Image: Monsoon Wedding in Delhi Credit Kaveri Set 2
I grew up watching your movies, like Salaam Bombay, with my parents. What really resonated with me was your ability to shed light on underrepresented narratives. Why is it so important to display the darkness, the sub-plots?
Mira: It’s all about a point of view, isn’t it? It’s like, in a mainstream western culture we are considered minorities, but in my world, I am not a minority. In that sense, I will make stories of people, our lives, and the complexities in each one of us. What I don’t believe in is having actors or characters on stage or on screen who don’t have a three-dimensional life; who don’t have enigma; who don’t have irreverence. Because, we’re all human, and we all have reverence. So, I suppose I don’t think about it as a list of people who have not been represented – and then I’ve got to make a film about them.

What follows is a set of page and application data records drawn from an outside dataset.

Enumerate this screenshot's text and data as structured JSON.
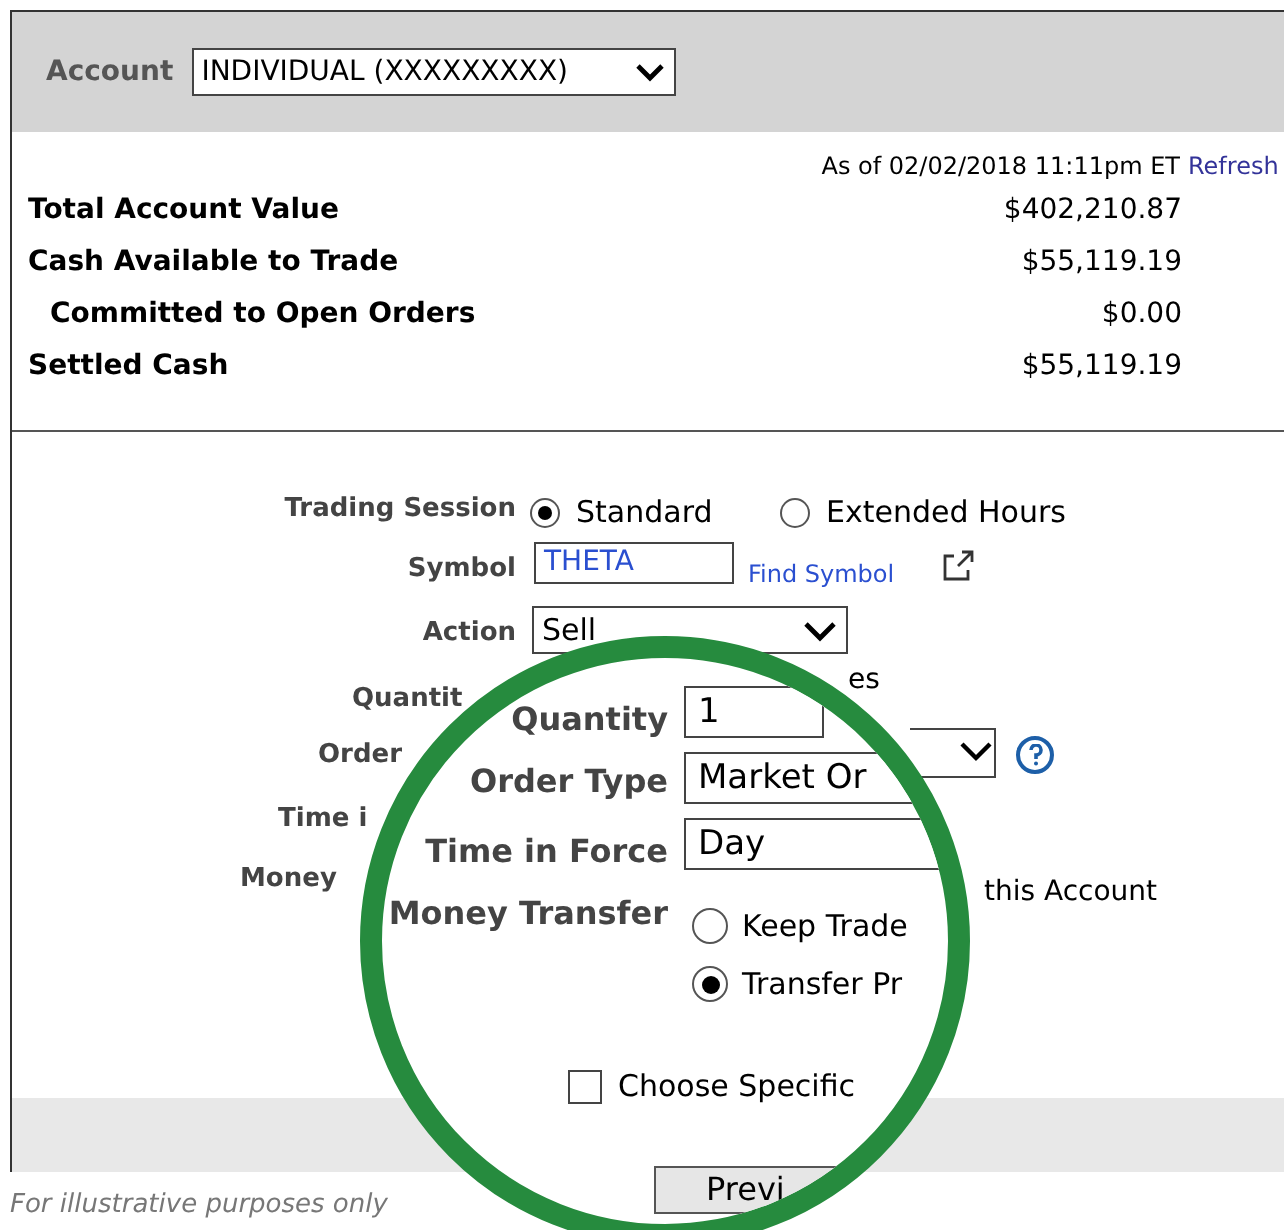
{
  "account": {
    "label": "Account",
    "value": "INDIVIDUAL (XXXXXXXXX)"
  },
  "balances": {
    "as_of": "As of 02/02/2018 11:11pm ET",
    "refresh": "Refresh",
    "rows": [
      {
        "label": "Total Account Value",
        "value": "$402,210.87",
        "indented": false
      },
      {
        "label": "Cash Available to Trade",
        "value": "$55,119.19",
        "indented": false
      },
      {
        "label": "Committed to Open Orders",
        "value": "$0.00",
        "indented": true
      },
      {
        "label": "Settled Cash",
        "value": "$55,119.19",
        "indented": false
      }
    ]
  },
  "order_form": {
    "trading_session": {
      "label": "Trading Session",
      "options": [
        {
          "label": "Standard",
          "selected": true
        },
        {
          "label": "Extended Hours",
          "selected": false
        }
      ]
    },
    "symbol": {
      "label": "Symbol",
      "value": "THETA",
      "find_link": "Find Symbol"
    },
    "action": {
      "label": "Action",
      "value": "Sell"
    },
    "covered_labels": [
      "Quantit",
      "Order",
      "Time i",
      "Money"
    ],
    "quantity_unit": "es",
    "transfer_note": "this Account"
  },
  "magnifier": {
    "quantity": {
      "label": "Quantity",
      "value": "1"
    },
    "order_type": {
      "label": "Order Type",
      "value": "Market Or"
    },
    "time_in_force": {
      "label": "Time in Force",
      "value": "Day"
    },
    "money_transfer": {
      "label": "Money Transfer",
      "options": [
        {
          "label": "Keep Trade",
          "selected": false
        },
        {
          "label": "Transfer Pr",
          "selected": true
        }
      ]
    },
    "choose_specific": {
      "label": "Choose Specific",
      "checked": false
    },
    "preview_button": "Previ"
  },
  "caption": "For illustrative purposes only"
}
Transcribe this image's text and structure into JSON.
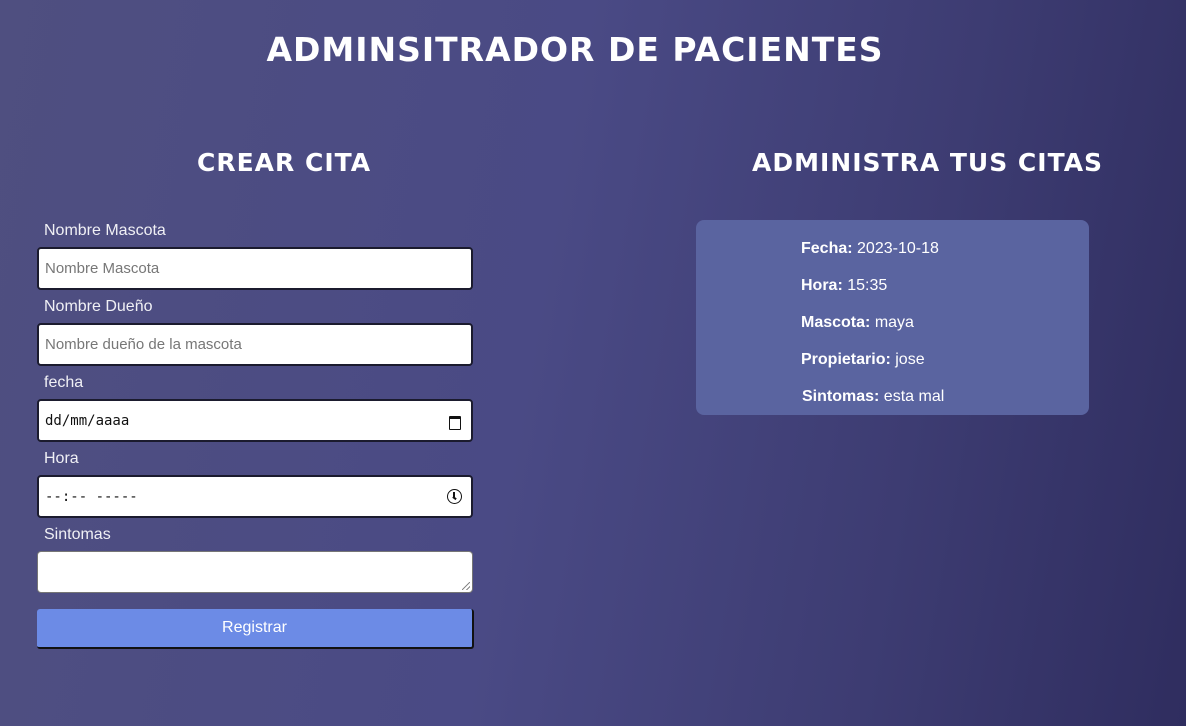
{
  "header": {
    "title": "ADMINSITRADOR DE PACIENTES"
  },
  "form_section": {
    "title": "CREAR CITA",
    "pet_name": {
      "label": "Nombre Mascota",
      "placeholder": "Nombre Mascota"
    },
    "owner_name": {
      "label": "Nombre Dueño",
      "placeholder": "Nombre dueño de la mascota"
    },
    "date": {
      "label": "fecha",
      "placeholder": "dd/mm/aaaa",
      "icon": "calendar-icon"
    },
    "time": {
      "label": "Hora",
      "placeholder": "--:-- -----",
      "icon": "clock-icon"
    },
    "symptoms": {
      "label": "Sintomas",
      "value": ""
    },
    "submit_label": "Registrar"
  },
  "appointments_section": {
    "title": "ADMINISTRA TUS CITAS",
    "appointments": [
      {
        "fecha_label": "Fecha:",
        "fecha": "2023-10-18",
        "hora_label": "Hora:",
        "hora": "15:35",
        "mascota_label": "Mascota:",
        "mascota": "maya",
        "propietario_label": "Propietario:",
        "propietario": "jose",
        "sintomas_label": "Sintomas:",
        "sintomas": "esta mal"
      }
    ]
  },
  "colors": {
    "background_start": "#4f4f80",
    "background_end": "#2f2d5f",
    "card": "#5a64a0",
    "button": "#6c8be6"
  }
}
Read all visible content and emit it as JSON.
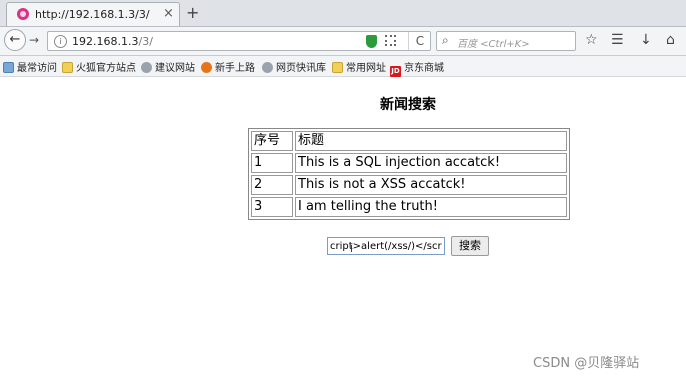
{
  "browser": {
    "tab": {
      "title": "http://192.168.1.3/3/",
      "close": "×"
    },
    "new_tab": "+",
    "nav": {
      "back": "←",
      "forward": "→",
      "reload": "C"
    },
    "address": {
      "host": "192.168.1.3",
      "path": "/3/",
      "info": "i"
    },
    "search": {
      "placeholder": "百度 <Ctrl+K>",
      "icon": "⌕"
    },
    "toolbar_icons": {
      "bookmark_star": "☆",
      "reading_list": "☰",
      "download": "↓",
      "home": "⌂"
    },
    "bookmarks": [
      {
        "label": "最常访问",
        "icon": "recent"
      },
      {
        "label": "火狐官方站点",
        "icon": "folder"
      },
      {
        "label": "建议网站",
        "icon": "globe"
      },
      {
        "label": "新手上路",
        "icon": "firefox"
      },
      {
        "label": "网页快讯库",
        "icon": "globe"
      },
      {
        "label": "常用网址",
        "icon": "folder"
      },
      {
        "label": "京东商城",
        "icon": "jd",
        "icon_text": "JD"
      }
    ]
  },
  "page": {
    "title": "新闻搜索",
    "table": {
      "headers": [
        "序号",
        "标题"
      ],
      "rows": [
        [
          "1",
          "This is a SQL injection accatck!"
        ],
        [
          "2",
          "This is not a XSS accatck!"
        ],
        [
          "3",
          "I am telling the truth!"
        ]
      ]
    },
    "query_value": "cript>alert(/xss/)</script",
    "search_button": "搜索"
  },
  "watermark": "CSDN @贝隆驿站",
  "colors": {
    "jd_red": "#d7191f",
    "shield_green": "#2e9a3e",
    "tab_favicon": "#d63384"
  }
}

What was your creative process behind the film version of Monsoon Wedding?
Monsoon Wedding came out in a time where Hum Aapke Hain Koun (1994) which was a 21-23 song Bollywood rendition of a wedding, which was great fun and all but had nothing to do with the madness of an actual Punjabi wedding. There was no reality check. So, I thought, let me do my own version - what I’m used to, which you never see. Also, I was influenced by the Danish Dogma method, of making something out of nothing. How to make something without so much, but the imagination. And so, we made it very close to home – practically in my own house. We used our own cutlery, crockery, paintings, and even my whole family acted in Monsoon Wedding because they were free. We sought to bring people together to make something that is real, powerful, and complete fun. But in fun, there is of course, darkness. I wanted to do it in a way that would do justice to all of it, not just one part or the other.
On the topic of weddings: the concept of family and marriage has fascinated us from Shakespearean comedies to present day. What do you think is so timeless about these stories of togetherness?
I think love is always baffling - when you find it, or when you least look for it. Even the notion of an arranged marriage is interesting because it is easy for us to say now, “Oh how can you just do that?” I have seen my parents, who have lived that way, alongside many others. We can ask them these questions now, like “how did it feel like to marry a stranger?” and so on. There is something very hypnotic about two families who seem to think they know the best for each other’s kids, and I wanted to look at this. But mostly, I wanted to look at the dynamics of family life: what does it feel like to be Ria, who is thirty years old and not married. What does it feel like to be a young girl who is having an affair with a married man and is getting married as a rebound to forget him? These are real stories, but we don’t see them. They are universally relatable because these are dilemmas across whatever colour you are, or whatever class you come from.
I also wanted to ask for advice. As young people, wanting to enter the creative industries such as film or theatre, rejection seems almost inevitable. Speaking from your own experience, what has been your advice to overcome such barriers?
Arm yourself with knowledge and with craft. Feel and understand that you have something to say. It’s important to understand the craft so you can convey it the best that you can. But you have to strive for hopefully finding a community that will nourish you while this happens. This is often very difficult, so you have to prepare to be lonely. You have to prepare to be brave; you have to prepare to have stamina because all these things will help you in believing that you matter.
The brand-new musical will open at Leeds Playhouse on June 17th and will transfer to London’s Roundhouse on July 17th. It is an experimental show that is about the music interwoven with the story, rather than the film’s classic dialogue and then song. Through camera lens and now stage, Monsoon Wedding invites us to enter an intoxication with life.
Edited by Andriani Scordellis, Film Editor